Accounts that post content more frequently tend to do better than those that only post once per week or a few times per month. (Responding to comments is also good practice.)
To get as much mileage as possible out of each piece of content, you could consider cross-posting. For instance, if your interior design client recently completed a major job and wants to showcase the pictures, you could post them to Instagram, Twitter, Facebook, and Pinterest.
Just be sure that whatever you’re posting is appropriate for each platform’s audience.
6. Incorporate more video content.
Just as video killed the radio star, it may be inflicting some damage on text-only posts. Social media platforms like Facebook and Twitter have been blunt about stating that their algorithms would begin prioritizing video content over text-only content.
There’s a caveat: The priority is native video content. That means if your posts only include a link to a video that lives on another website the social media algorithm won’t reward it. The video must be uploaded directly to the platform.
The type of video doesn’t really matter—at least not for the algorithms. It could be a short commercial, an explainer video, or a customer testimonial. The algorithm will reward it all the same.
However, remember that quality is still important for all types of content. If the video isn’t interesting, engaging, or informative—or all of the above—customers won’t interact with it as much and as a result, it won’t get as much visibility as it otherwise would have.
7. Avoid clickbait like the plague.
Nobody likes clickbait, including both algorithms and humans. When social media was young, clickbait skyrocketed in an effort to—you guessed it—get clicks. As a result, the social media algorithms were tweaked to penalize clickbait.
If your content seems to be misleading or otherwise spammed, it will get downvoted. Because of this, it’s essential to ensure that all of your posts include accurate headlines, captions, hashtags, and other appropriate elements.
For example, if you’re posting on behalf of an HVAC company, you should avoid headlines like: “This AC only costs pennies!” if what you really mean is: “This AC costs very little to operate compared to its competitors.” The former suggests that customers can actually buy a new AC for pennies.
Customers don’t like being duped any more than algorithms like spam, so do be sure to prioritize accuracy over catchy headlines.
Workflow management is a top challenge for marketing agency owners and managers. When you have overflow work, but aren’t ready to hire more talent just yet, you can outsource to a white label marketing agency like Pennington Creative.

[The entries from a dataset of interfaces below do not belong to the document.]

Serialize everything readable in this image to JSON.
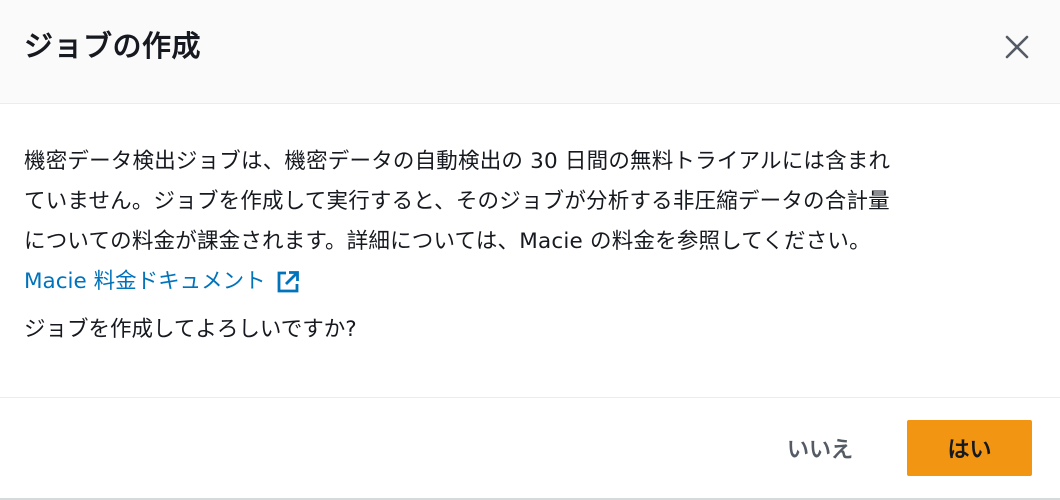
{
  "dialog": {
    "title": "ジョブの作成",
    "close_icon": "close-icon"
  },
  "body": {
    "lines": [
      "機密データ検出ジョブは、機密データの自動検出の 30 日間の無料トライアルには含まれ",
      "ていません。ジョブを作成して実行すると、そのジョブが分析する非圧縮データの合計量",
      "についての料金が課金されます。詳細については、Macie の料金を参照してください。"
    ],
    "link_label": "Macie 料金ドキュメント",
    "link_icon": "external-link-icon",
    "confirm_question": "ジョブを作成してよろしいですか?"
  },
  "footer": {
    "cancel_label": "いいえ",
    "confirm_label": "はい"
  },
  "colors": {
    "header_bg": "#fafafa",
    "link": "#0073bb",
    "primary_button": "#f29512",
    "text": "#16191f",
    "secondary_text": "#545b64"
  }
}
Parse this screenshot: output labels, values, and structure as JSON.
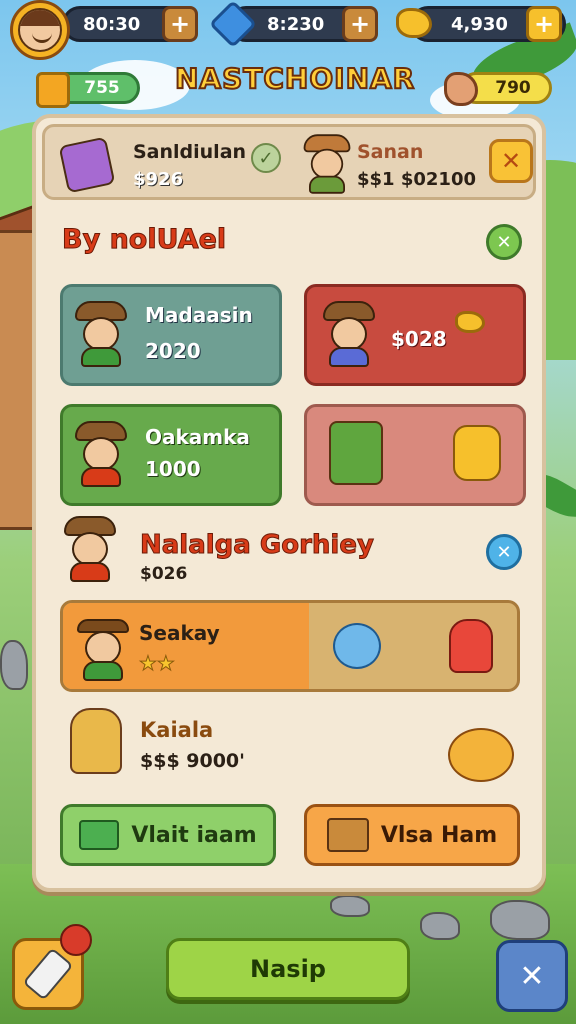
{
  "resources": {
    "coins": "80:30",
    "gems": "8:230",
    "gold": "4,930",
    "fuel": "755",
    "cargo": "790"
  },
  "title": "NASTCHOINAR",
  "header": {
    "left_name": "Sanldiulan",
    "left_price": "$926",
    "right_name": "Sanan",
    "right_price": "$$1 $02100"
  },
  "section1": {
    "title": "By nolUAel"
  },
  "cards": [
    {
      "name": "Madaasin",
      "value": "2020"
    },
    {
      "name": "",
      "value": "$028"
    },
    {
      "name": "Oakamka",
      "value": "1000"
    },
    {
      "name": "",
      "value": ""
    }
  ],
  "section2": {
    "title": "Nalalga Gorhiey",
    "price": "$026"
  },
  "featured": {
    "name": "Seakay",
    "stars": "★★"
  },
  "item_row": {
    "name": "Kaiala",
    "price": "$$$ 9000'"
  },
  "buttons": {
    "left": "Vlait iaam",
    "right": "Vlsa Ham",
    "main": "Nasip"
  },
  "colors": {
    "panel": "#f4e9d6",
    "accent_orange": "#f29a3c",
    "accent_green": "#9ed447",
    "title_red": "#d83b18"
  }
}
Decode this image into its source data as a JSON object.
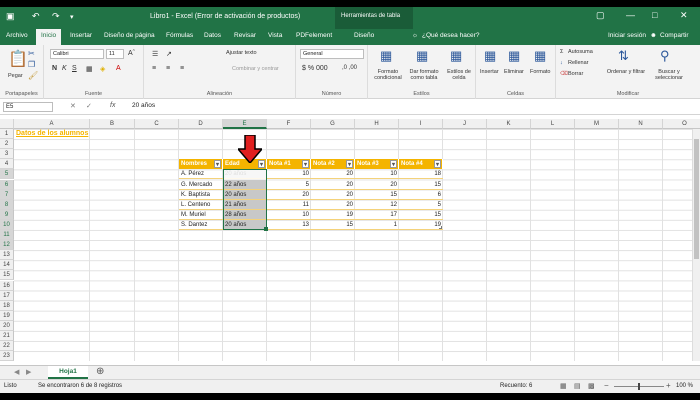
{
  "window": {
    "title": "Libro1 - Excel (Error de activación de productos)",
    "tool_tab": "Herramientas de tabla",
    "sign_in": "Iniciar sesión",
    "share": "Compartir"
  },
  "tabs": [
    {
      "label": "Archivo"
    },
    {
      "label": "Inicio"
    },
    {
      "label": "Insertar"
    },
    {
      "label": "Diseño de página"
    },
    {
      "label": "Fórmulas"
    },
    {
      "label": "Datos"
    },
    {
      "label": "Revisar"
    },
    {
      "label": "Vista"
    },
    {
      "label": "PDFelement"
    },
    {
      "label": "Diseño"
    }
  ],
  "tell_me": "¿Qué desea hacer?",
  "ribbon": {
    "paste": "Pegar",
    "clipboard": "Portapapeles",
    "font_name": "Calibri",
    "font_size": "11",
    "font_group": "Fuente",
    "wrap_text": "Ajustar texto",
    "merge_center": "Combinar y centrar",
    "alignment_group": "Alineación",
    "number_format": "General",
    "number_group": "Número",
    "conditional_format": "Formato condicional",
    "format_table": "Dar formato como tabla",
    "cell_styles": "Estilos de celda",
    "styles_group": "Estilos",
    "insert": "Insertar",
    "delete": "Eliminar",
    "format": "Formato",
    "cells_group": "Celdas",
    "autosum": "Autosuma",
    "fill": "Rellenar",
    "clear": "Borrar",
    "sort_filter": "Ordenar y filtrar",
    "find_select": "Buscar y seleccionar",
    "editing_group": "Modificar"
  },
  "formula_bar": {
    "name_box": "E5",
    "fx": "fx",
    "value": "20 años"
  },
  "columns": [
    "A",
    "B",
    "C",
    "D",
    "E",
    "F",
    "G",
    "H",
    "I",
    "J",
    "K",
    "L",
    "M",
    "N",
    "O"
  ],
  "rows": [
    "1",
    "2",
    "3",
    "4",
    "5",
    "6",
    "7",
    "8",
    "9",
    "10",
    "11",
    "12",
    "13",
    "14",
    "15",
    "16",
    "17",
    "18",
    "19",
    "20",
    "21",
    "22",
    "23"
  ],
  "sheet": {
    "title": "Datos de los alumnos",
    "headers": [
      "Nombres",
      "Edad",
      "Nota #1",
      "Nota #2",
      "Nota #3",
      "Nota #4"
    ],
    "data": [
      [
        "A. Pérez",
        "20 años",
        "10",
        "20",
        "10",
        "18"
      ],
      [
        "G. Mercado",
        "22 años",
        "5",
        "20",
        "20",
        "15"
      ],
      [
        "K. Baptista",
        "20 años",
        "20",
        "20",
        "15",
        "6"
      ],
      [
        "L. Centeno",
        "21 años",
        "11",
        "20",
        "12",
        "5"
      ],
      [
        "M. Muriel",
        "28 años",
        "10",
        "19",
        "17",
        "15"
      ],
      [
        "S. Dantez",
        "20 años",
        "13",
        "15",
        "1",
        "19"
      ]
    ]
  },
  "sheet_tab": "Hoja1",
  "status": {
    "ready": "Listo",
    "found": "Se encontraron 6 de 8 registros",
    "count": "Recuento: 6",
    "zoom": "100 %"
  },
  "colors": {
    "excel_green": "#217346",
    "table_header": "#f4b400",
    "arrow": "#e02020"
  }
}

We specialize in providing agency solutions to enable your business to effortlessly scale when the time is right. We also work with in-house marketing departments to provide extra help without the hassle of dealing with freelancers.
Contact us today to request a free discovery call and find out how we can delight your clients.